Objective: In settings where free phenytoin concentrations are not available, the Sheiner-Tozer equation-Corrected total phenytoin concentration = Observed total phenytoin concentration/[(0.2 × Albumin) + 0.1]; phenytoin in µg/mL, albumin in g/dL-and its derivative equations are commonly used to correct for altered phenytoin binding to albumin. The objective of this article was to provide a comprehensive and updated review on the predictive performance of these equations in various patient populations.

Data sources: A literature search of PubMed, EMBASE, and Google Scholar was conducted using combinations of the following terms: Sheiner-Tozer, Winter-Tozer, phenytoin, predictive equation, precision, bias, free fraction.

Study selection and data extraction: All English-language articles up to November 2015 (excluding abstracts) were evaluated.

Data synthesis: This review shows the Sheiner-Tozer equation to be biased and imprecise in various critical care, head trauma, and general neurology patient populations. Factors contributing to bias and imprecision include the following: albumin concentration, free phenytoin assay temperature, experimental conditions (eg, timing of concentration sampling, steady-state dosing conditions), renal function, age, concomitant medications, and patient type. Although derivative equations using varying albumin coefficients have improved accuracy (without much improvement in precision) in intensive care and elderly patients, these equations still require further validation.

Conclusions: Further experiments are also needed to yield derivative equations with good predictive performance in all populations as well as to validate the equations' impact on actual patient efficacy and toxicity outcomes. More complex, multivariate predictive equations may be required to capture all variables that can potentially affect phenytoin pharmacokinetics and clinical therapeutic outcomes.

Keywords: Sheiner-Tozer; phenytoin; precision and bias determination.

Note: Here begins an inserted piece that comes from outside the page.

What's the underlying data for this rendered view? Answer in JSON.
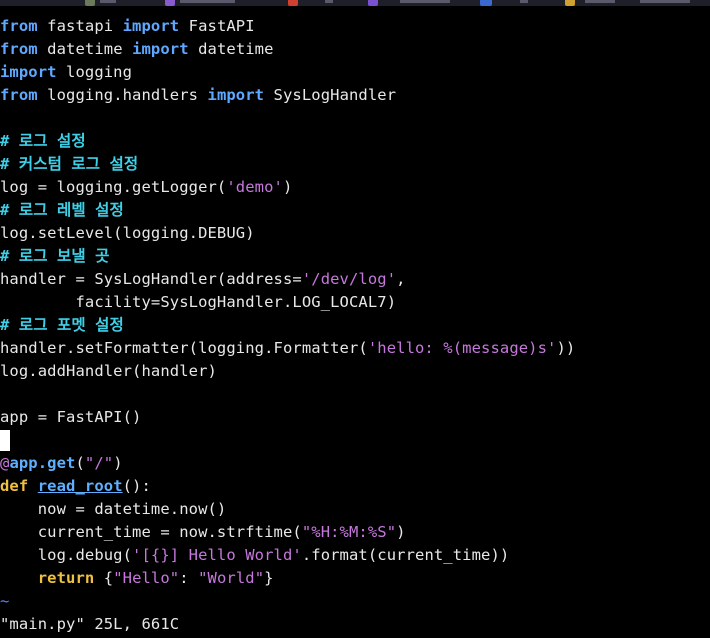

Publication types

  • Review

MeSH terms

  • Albumins / metabolism*
  • Humans
  • Phenytoin / pharmacokinetics*
  • Temperature

Substances

  • Albumins
  • Phenytoin